* Provided data
# # # # # # #

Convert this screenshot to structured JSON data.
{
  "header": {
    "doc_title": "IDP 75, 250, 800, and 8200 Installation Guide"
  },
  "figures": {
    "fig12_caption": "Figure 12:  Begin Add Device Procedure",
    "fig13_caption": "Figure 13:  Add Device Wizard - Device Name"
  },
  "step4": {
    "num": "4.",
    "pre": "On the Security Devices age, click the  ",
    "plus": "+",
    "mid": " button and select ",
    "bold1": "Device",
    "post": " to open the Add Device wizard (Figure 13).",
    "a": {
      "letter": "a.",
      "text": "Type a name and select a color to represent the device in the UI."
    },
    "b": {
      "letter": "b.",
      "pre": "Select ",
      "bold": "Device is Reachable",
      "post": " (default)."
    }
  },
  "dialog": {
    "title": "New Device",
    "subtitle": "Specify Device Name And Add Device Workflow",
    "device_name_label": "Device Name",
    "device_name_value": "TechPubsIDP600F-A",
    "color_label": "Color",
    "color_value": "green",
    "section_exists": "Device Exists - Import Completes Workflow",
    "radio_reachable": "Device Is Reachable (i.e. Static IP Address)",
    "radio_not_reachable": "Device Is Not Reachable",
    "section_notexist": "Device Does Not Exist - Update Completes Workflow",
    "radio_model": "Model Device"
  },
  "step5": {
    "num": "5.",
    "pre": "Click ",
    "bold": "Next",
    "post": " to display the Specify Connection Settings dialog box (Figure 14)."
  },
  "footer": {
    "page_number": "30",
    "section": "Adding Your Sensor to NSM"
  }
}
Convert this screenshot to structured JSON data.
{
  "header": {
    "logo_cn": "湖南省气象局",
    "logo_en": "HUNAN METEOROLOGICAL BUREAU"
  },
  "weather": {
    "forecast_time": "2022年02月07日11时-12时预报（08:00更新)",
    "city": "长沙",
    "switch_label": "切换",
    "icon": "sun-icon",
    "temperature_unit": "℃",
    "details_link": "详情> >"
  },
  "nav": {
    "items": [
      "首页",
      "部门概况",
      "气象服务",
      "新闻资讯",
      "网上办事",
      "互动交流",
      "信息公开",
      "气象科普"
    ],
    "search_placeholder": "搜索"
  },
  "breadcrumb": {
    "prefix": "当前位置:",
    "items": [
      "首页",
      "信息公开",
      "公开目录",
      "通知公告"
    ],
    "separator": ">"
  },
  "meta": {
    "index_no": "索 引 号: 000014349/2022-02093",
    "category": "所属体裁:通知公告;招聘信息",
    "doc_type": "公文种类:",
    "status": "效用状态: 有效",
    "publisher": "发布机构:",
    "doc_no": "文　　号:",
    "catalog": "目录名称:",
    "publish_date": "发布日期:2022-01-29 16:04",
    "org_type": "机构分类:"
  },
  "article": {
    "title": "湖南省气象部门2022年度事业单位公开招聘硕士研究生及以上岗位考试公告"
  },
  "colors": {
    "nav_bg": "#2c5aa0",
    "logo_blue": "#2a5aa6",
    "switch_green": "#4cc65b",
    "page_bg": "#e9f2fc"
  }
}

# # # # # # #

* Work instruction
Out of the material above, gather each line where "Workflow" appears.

* Solution below
    "subtitle": "Specify Device Name And Add Device Workflow",
    "section_exists": "Device Exists - Import Completes Workflow",
    "section_notexist": "Device Does Not Exist - Update Completes Workflow",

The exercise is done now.